Confidence beats experience at the beginning of your career. Just go for it and don’t be afraid of applying for the wrong job or failing at it. Ultimately, getting your foot in the door is the biggest hurdle, and then you need to run as fast as you can to keep up. Hard work and persistence pays off. Even if it doesn’t work out, you’ll be better for having gone through the experience.
What does the Uber/UberEats team look like?
It’s pretty small, but growing fast! We now have more than 200 cities live on the Uber Eats app, so we’re hiring like crazy to keep up. Generally leadership is pretty evenly distributed. So we’ve got great leaders running an excellent business in the Australia and New Zealand region, and they’ve got a lot of scope to build a business that’s right for locals.
What do you look for in employees?
I look for people who focus on solutions. You can tell in an interview pretty quickly whether someone is excited to help solve a problem, or whether they want to be perceived as a problem solver. Generally the traits that problem solvers express are empathy (because you need to get inside other people’s heads to solve their problems); humility (because you need to take yourself out of the equation to solve it); and curiosity (because asking “why” is the hallmark of progress).

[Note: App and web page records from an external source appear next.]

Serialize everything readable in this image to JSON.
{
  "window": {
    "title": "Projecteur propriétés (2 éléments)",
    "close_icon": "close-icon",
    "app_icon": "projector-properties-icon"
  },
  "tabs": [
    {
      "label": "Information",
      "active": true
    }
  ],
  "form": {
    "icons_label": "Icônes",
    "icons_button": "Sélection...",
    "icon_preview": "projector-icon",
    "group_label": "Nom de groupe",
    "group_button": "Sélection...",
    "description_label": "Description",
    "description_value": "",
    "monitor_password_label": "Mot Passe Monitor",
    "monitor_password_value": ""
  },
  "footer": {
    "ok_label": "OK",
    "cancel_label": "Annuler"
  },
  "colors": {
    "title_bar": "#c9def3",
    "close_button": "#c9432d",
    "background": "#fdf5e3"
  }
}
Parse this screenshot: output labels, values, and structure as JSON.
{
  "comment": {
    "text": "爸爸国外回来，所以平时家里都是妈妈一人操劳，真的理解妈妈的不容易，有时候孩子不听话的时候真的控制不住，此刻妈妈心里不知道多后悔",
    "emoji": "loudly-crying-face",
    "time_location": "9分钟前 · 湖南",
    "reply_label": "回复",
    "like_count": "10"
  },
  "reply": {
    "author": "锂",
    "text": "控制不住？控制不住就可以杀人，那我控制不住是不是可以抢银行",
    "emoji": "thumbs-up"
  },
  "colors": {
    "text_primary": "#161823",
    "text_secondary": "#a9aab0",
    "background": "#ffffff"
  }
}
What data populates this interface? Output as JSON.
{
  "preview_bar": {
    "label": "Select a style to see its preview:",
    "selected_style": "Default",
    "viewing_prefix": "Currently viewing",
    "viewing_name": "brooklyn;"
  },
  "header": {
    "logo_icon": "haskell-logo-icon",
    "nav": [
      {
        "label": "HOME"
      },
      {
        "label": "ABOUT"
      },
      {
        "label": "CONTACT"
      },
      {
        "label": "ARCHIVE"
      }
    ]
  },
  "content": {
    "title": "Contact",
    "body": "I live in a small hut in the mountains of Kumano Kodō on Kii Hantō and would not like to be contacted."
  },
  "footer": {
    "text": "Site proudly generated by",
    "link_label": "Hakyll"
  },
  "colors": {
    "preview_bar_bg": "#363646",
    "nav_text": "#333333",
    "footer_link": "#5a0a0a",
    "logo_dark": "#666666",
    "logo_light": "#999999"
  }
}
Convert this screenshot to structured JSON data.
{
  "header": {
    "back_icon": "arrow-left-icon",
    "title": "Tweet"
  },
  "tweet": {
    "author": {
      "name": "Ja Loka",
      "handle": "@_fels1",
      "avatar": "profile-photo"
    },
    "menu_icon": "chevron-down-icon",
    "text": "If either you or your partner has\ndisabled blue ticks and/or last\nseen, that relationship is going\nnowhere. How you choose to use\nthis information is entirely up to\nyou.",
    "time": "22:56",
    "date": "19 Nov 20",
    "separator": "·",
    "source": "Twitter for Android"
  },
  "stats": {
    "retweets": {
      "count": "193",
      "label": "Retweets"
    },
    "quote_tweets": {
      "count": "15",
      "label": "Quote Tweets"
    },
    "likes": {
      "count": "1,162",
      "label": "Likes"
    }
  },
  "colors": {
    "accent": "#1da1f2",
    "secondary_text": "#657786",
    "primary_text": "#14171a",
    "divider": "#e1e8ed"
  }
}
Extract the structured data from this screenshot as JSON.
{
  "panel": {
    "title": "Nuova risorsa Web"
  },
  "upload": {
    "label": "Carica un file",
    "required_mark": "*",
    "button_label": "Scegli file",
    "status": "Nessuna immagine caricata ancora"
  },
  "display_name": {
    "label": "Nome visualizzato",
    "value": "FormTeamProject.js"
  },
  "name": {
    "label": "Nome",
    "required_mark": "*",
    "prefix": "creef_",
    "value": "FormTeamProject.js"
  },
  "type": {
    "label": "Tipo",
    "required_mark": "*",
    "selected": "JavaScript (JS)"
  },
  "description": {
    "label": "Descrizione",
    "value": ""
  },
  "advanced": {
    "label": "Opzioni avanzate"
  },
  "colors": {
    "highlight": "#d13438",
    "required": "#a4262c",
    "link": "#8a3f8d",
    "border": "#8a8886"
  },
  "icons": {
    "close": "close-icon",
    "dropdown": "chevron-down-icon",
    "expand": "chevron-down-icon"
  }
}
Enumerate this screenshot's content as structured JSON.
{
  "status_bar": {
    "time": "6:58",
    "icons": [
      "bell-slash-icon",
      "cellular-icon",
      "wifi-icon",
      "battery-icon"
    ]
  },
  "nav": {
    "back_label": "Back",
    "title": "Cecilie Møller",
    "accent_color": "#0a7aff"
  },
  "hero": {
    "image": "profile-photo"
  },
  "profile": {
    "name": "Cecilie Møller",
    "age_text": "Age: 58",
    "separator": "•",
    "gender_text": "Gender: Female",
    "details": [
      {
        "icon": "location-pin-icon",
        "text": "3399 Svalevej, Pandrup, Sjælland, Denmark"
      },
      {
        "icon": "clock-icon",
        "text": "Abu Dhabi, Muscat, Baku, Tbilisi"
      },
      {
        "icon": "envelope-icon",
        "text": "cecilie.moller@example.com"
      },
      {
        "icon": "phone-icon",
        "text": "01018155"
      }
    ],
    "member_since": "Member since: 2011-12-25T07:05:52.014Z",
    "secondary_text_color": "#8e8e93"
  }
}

What do you see as the biggest growth section of your business?
Food! Food is huge, and there are so many problems to solve. Google ‘food deserts’ (not ‘desserts’) to get a sense for what I mean.
Where do you see Uber/UberEats over the next 5-10 years?
We’ve got to be the best for our customers. I think that means solving more problems for them - such as how we can enable more orders for restaurant partners - but it also means we’ve got to continually push the boundaries on how problems get solved. Sometimes this means crazy ideas. Sometimes those crazy ideas will pay off in unexpected ways. I personally can’t wait for burritos to be delivered by a drone.
I want Uber to be the world’s best place to work. I’ve grown up with this company and have a lot of love for it, so I’d like to see us continue to be a place where great people can start and build their careers.
What’s your next step?
I would like to get my team to a place where they’re all humming without me, so I can get some time to think about what’s next!